The Georgetown Law faculty features national experts in litigation and ADR whose scholarship explores subjects such as complex litigation, arbitration and mediation, law firm compensation, and litigation finance.
Georgetown Law’s location in Washington, DC also provides a fruitful training ground for developing court room skills. Many clinics provide hands-on litigation training. The Appellate Litigation Clinic, for example, provides intense training in the art of oral and written advocacy, teaching students how to litigate on appeal and the professional standards that will guide them throughout their legal careers.
Students in other clinics regularly appear in domestic violence court, immigration tribunals, juvenile criminal court, and other forums, giving them advocacy skills that serve them throughout their career.
As many legal disputes have moved from courts to private arbitration and mediation, familiarity with this area of law is essential to those practicing in areas as diverse as litigation, transactional areas, governmental settings, and management. Georgetown Law’s rich curricular offerings provide a firm grounding in ADR theory and opportunities to use negotiation and problem-solving skills in a wide variety of substantive settings. Many of these courses combine theory with extensive simulations and then reflection on what makes for a successful dispute resolution. Students pursing an LL.M. degree can obtain a certificate in international arbitration and dispute resolution.
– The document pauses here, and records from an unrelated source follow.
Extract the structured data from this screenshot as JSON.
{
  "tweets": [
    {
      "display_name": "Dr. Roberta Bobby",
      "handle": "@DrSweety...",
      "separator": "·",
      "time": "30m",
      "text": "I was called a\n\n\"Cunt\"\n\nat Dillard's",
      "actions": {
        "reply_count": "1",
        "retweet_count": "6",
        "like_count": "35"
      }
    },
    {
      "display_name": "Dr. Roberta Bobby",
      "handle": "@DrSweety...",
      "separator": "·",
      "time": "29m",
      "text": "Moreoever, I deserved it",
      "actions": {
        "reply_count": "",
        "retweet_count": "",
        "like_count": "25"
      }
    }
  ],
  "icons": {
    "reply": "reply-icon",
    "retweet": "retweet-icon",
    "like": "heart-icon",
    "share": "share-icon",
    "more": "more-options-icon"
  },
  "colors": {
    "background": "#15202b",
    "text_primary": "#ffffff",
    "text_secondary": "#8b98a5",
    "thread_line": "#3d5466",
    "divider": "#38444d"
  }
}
Students interested in pursuing a career in litigation or dispute resolution can participate in the largest and most diverse moot court program of any top law school. The student-organized Barristers Council organizes and trains students to compete in appellate advocacy, trial advocacy, and alternative dispute resolution.